with the appearance of his love than with love itself. He often “congratulates
himself” on what he believes to be a particularly well-turned romantic
phrase or gesture. Rodolphe appears on the scene as a masterfully
suave seducer. Leon, on the other hand, despite his high opinion
of himself, behaves like an impatient schoolboy. When Emma accepts
the beadle’s offer of a tour of the church, Leon can’t wait to have
Emma alone and doesn’t even try to conceal his impatience. Emma,
however, is blind to Leon’s foolishness. She has so little sense
of sincerity in a lover that she accepts Leon’s playacting as sophistication.
The carriage ride with Leon is one of the most famous
scenes in Madame Bovary because it illustrates
synechdoche, a literary figure in which part of something stands
for its entirety. The description of the carriage’s movements stands
in for a description of Emma and Leon making love, and the panting
exhaustion of the carriage driver stands in for the panting exhaustion
of the lovers within the carriage. The further the carriage goes,
the further we know Emma and Leon have gone, so even Flaubert’s
long list of the districts they visit contributes to our growing
sense of certainty that Emma and Leon are consummating their affair
inside the carriage. Finally, the hand thrust forth at the very
end of the scene to discard the torn pieces of Emma’s letter signals
both Emma’s sexual climax and the end of all her resolutions.
The emptiness of Emma’s devotion to religion is literally
demonstrated as Emma passes straight from the church into her lover’s arms.
The scene in the cathedral, like Emma’s consultation with the priest
in Part Two, Chapter VI, allows Flaubert to criticize religion.

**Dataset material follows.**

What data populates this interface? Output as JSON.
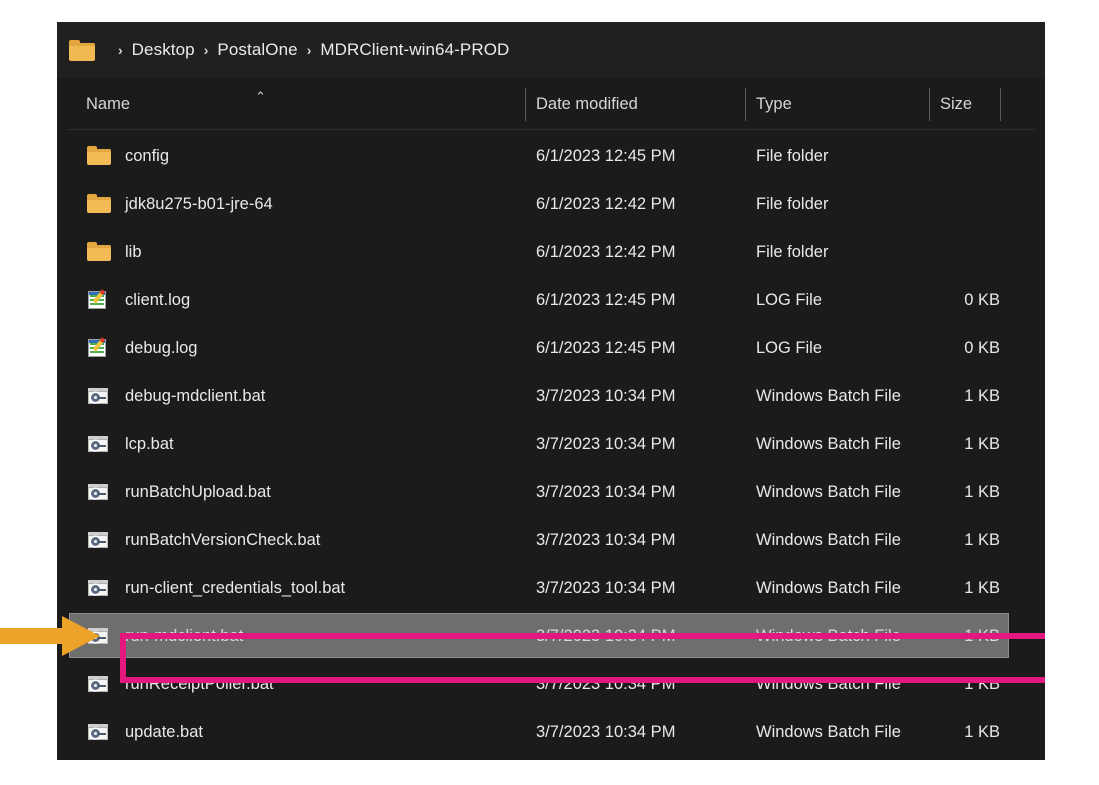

Here,
as in that earlier scene, Emma is desperately in need of spiritual
guidance—but the man of religion is too concerned with worldly things
to lend her the help she needs. In this scene, she accepts the beadle’s
tour because “with her expiring virtue, she clung to the Virgin,
the sculpture, the tombs—to anything.” But the beadle’s labored
descriptions of the statuary do not offer the spiritual succor Emma
The lyricism of Flaubert’s prose in this section illustrates
the belief of both Emma and Leon that their love affair is fantastically romantic,
while ironically communicating the narrator’s awareness that the
affair is cheap and tawdry. On the one hand, Flaubert uses lyrical,
poetic language to capture the mood of his characters, writing of
Emma, “at times the shadows of the willows hid her completely; then
she reappeared suddenly, like a vision in the moonlight.” On the
other hand, he maintains a detached irony, writing, “they did not
fail to make fine phrases about how melancholical and poetic [the
moon] appeared to them.” The narrator’s use of poetic language to
describe Emma is not sarcastic; instead, it conveys both the beauty
and the absurdity of the situation. Flaubert is never entirely condescending
towards his characters, nor does he ever entirely embrace their
Ace your assignments with our guide to Madame Bovary!